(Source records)
----
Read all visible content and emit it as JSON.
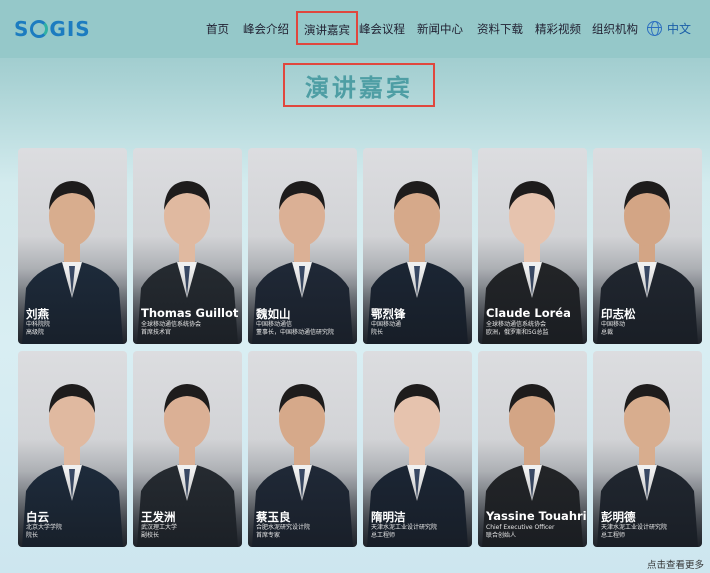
{
  "header": {
    "logo_text_left": "S",
    "logo_text_right": "GIS",
    "nav": [
      {
        "label": "首页",
        "active": false
      },
      {
        "label": "峰会介绍",
        "active": false
      },
      {
        "label": "演讲嘉宾",
        "active": true
      },
      {
        "label": "峰会议程",
        "active": false
      },
      {
        "label": "新闻中心",
        "active": false
      },
      {
        "label": "资料下载",
        "active": false
      },
      {
        "label": "精彩视频",
        "active": false
      },
      {
        "label": "组织机构",
        "active": false
      }
    ],
    "language": "中文"
  },
  "page_title": "演讲嘉宾",
  "speakers": [
    {
      "name": "刘燕",
      "line1": "中科院院",
      "line2": "高级院"
    },
    {
      "name": "Thomas Guillot",
      "line1": "全球移动通信系统协会",
      "line2": "首席技术官"
    },
    {
      "name": "魏如山",
      "line1": "中国移动通信",
      "line2": "董事长，中国移动通信研究院"
    },
    {
      "name": "鄂烈锋",
      "line1": "中国移动通",
      "line2": "院长"
    },
    {
      "name": "Claude Loréa",
      "line1": "全球移动通信系统协会",
      "line2": "欧洲，俄罗斯和5G总监"
    },
    {
      "name": "印志松",
      "line1": "中国移动",
      "line2": "总裁"
    },
    {
      "name": "白云",
      "line1": "北京大学学院",
      "line2": "院长"
    },
    {
      "name": "王发洲",
      "line1": "武汉理工大学",
      "line2": "副校长"
    },
    {
      "name": "蔡玉良",
      "line1": "合肥水泥研究设计院",
      "line2": "首席专家"
    },
    {
      "name": "隋明洁",
      "line1": "天津水泥工业设计研究院",
      "line2": "总工程师"
    },
    {
      "name": "Yassine Touahri",
      "line1": "Chief Executive Officer",
      "line2": "联合创始人"
    },
    {
      "name": "彭明德",
      "line1": "天津水泥工业设计研究院",
      "line2": "总工程师"
    }
  ],
  "more_link": "点击查看更多",
  "colors": {
    "header_bg": "#95c8c9",
    "highlight_border": "#e0473e",
    "title_color": "#4e9ea4",
    "logo_blue": "#1c7cc0"
  }
}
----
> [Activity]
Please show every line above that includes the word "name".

> [Answer to the exercise]
      "name": "刘燕",
      "name": "Thomas Guillot",
      "name": "魏如山",
      "name": "鄂烈锋",
      "name": "Claude Loréa",
      "name": "印志松",
      "name": "白云",
      "name": "王发洲",
      "name": "蔡玉良",
      "name": "隋明洁",
      "name": "Yassine Touahri",
      "name": "彭明德",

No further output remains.